While different organizations have different structures in place to support their design systems, ranging from dedicated, centralized teams, to fully distributed contribution models, there are many principles that can be helpful across this mixture of scenarios. Three such principles are:
Let’s break down what each of these principles mean, and what they might look like in practice.
Focusing on the needs of the user is a standard practice in the design world. Design systems add an additional layer to this practice, since their users include both the external users of software, as well as the internal users building with the system’s parts. Solving your internal users’ problems can be one of the most effective means of creating a sense of communal ownership and support for the system.
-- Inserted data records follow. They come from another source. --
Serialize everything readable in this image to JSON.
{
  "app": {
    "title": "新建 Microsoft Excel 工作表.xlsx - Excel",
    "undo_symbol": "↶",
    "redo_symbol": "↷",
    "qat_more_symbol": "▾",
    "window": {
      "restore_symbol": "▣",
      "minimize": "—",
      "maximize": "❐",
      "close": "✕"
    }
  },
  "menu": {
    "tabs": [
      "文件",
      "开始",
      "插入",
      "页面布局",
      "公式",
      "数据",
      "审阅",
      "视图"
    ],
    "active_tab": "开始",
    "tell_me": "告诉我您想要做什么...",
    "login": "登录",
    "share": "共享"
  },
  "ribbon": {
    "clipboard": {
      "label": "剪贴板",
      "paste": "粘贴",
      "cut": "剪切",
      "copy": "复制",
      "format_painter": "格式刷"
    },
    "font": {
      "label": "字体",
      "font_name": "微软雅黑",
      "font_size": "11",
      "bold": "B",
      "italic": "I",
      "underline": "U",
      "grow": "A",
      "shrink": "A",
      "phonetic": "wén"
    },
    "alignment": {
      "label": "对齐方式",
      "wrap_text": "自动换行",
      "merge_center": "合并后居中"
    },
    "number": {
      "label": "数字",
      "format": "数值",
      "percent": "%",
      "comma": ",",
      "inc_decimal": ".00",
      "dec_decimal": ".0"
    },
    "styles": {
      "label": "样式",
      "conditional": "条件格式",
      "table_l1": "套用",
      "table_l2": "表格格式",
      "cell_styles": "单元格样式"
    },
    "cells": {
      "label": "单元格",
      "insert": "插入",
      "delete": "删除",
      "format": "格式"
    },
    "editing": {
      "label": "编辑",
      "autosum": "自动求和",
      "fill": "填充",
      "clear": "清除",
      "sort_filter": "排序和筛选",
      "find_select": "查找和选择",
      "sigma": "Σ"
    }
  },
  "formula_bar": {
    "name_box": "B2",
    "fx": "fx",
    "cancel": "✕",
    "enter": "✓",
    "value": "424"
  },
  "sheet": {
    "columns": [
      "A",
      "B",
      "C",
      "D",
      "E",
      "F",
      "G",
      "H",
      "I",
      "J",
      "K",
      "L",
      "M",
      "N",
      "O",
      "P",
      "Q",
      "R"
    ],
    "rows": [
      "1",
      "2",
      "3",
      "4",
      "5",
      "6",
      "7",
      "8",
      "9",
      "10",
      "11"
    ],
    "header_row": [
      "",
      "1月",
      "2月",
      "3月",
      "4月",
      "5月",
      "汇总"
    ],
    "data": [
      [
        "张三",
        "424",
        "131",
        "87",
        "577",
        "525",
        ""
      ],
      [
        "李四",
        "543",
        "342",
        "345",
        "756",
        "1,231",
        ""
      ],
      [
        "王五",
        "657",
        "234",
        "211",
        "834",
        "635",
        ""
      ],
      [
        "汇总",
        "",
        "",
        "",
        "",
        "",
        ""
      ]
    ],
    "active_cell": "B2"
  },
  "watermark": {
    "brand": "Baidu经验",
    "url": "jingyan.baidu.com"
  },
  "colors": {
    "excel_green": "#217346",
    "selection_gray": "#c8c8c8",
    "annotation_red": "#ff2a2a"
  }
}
To the extent that the internal users working with your system are in touch with their external users, addressing the needs of the internal user is a clear way to help ensure you’re meeting external users’ needs as well. It also means that you’re helping to improve the day-to-day experience of your coworkers by giving them the tools and foundational pieces they need to do their work. Ideally, this provides them with the space and time to consider how they can make more impactful, systemic changes to their products, rather than needing focus on building every aspect of their UI.
In practice, this might look like:
It isn’t enough to say you’re open to feedback if people do not feel empowered to contribute. Often, because of structural issues and personal experiences, people may not feel like they have the experience or power to give input on or contribute to shared standards. Communal systems need to actively seek out participation and feedback from those that will utilize their standards, ensuring individual needs and perspectives are brought together to develop collaborative solutions.
Facilitating contribution of work from your design system community gives them agency to confidently use the system, as it provides people a means to evolve standards to meet their needs, rather than feeling blocked by something outside of their control. While this evolution requires a give and take to maintain the right balance of adaptation and consistency, navigating it helps to ensure alignment and support.
In practice, this might look like:
Creative work is often thought of as a solitary endeavor, the lone genius developing innovative ideas to shape the future. But this is rarely, if ever, the case. These narratives often only exist to bolster the cult of personality around particular individuals, hiding the contributions of many other people working on a particular product or idea. In reality, creativity often consists of drawing unconventional connections between existing ideas.
A great way to make these connections is to bring together diverse perspectives from people of different identities, disciplines, and experiences. Using the design system as means to facilitate collaboration and communication between many different people spread across your organization provides a strong model for how working outside of traditional boundaries can foster better outcomes for those working with the systems and the end users interacting with products.
In practice, this might look like:
The Morningstar Design System team does its best to embody these ideas, but we know we have much room for improvement and growth. Underlying the pursuit of these principles is a shared commitment to improvement through healthy self-criticality and community feedback. It’s also important for us to recognize that we are just one system operating alongside and within many other systems that exist within our organization.
Learning to navigate and shift these other systems to help them be inclusive of the needs of our coworkers is an important complement to the work we do on the design system. Ideally, the design system is just one of many parts of an organization focused on addressing the real needs of all users, creating relationships founded on trust and support.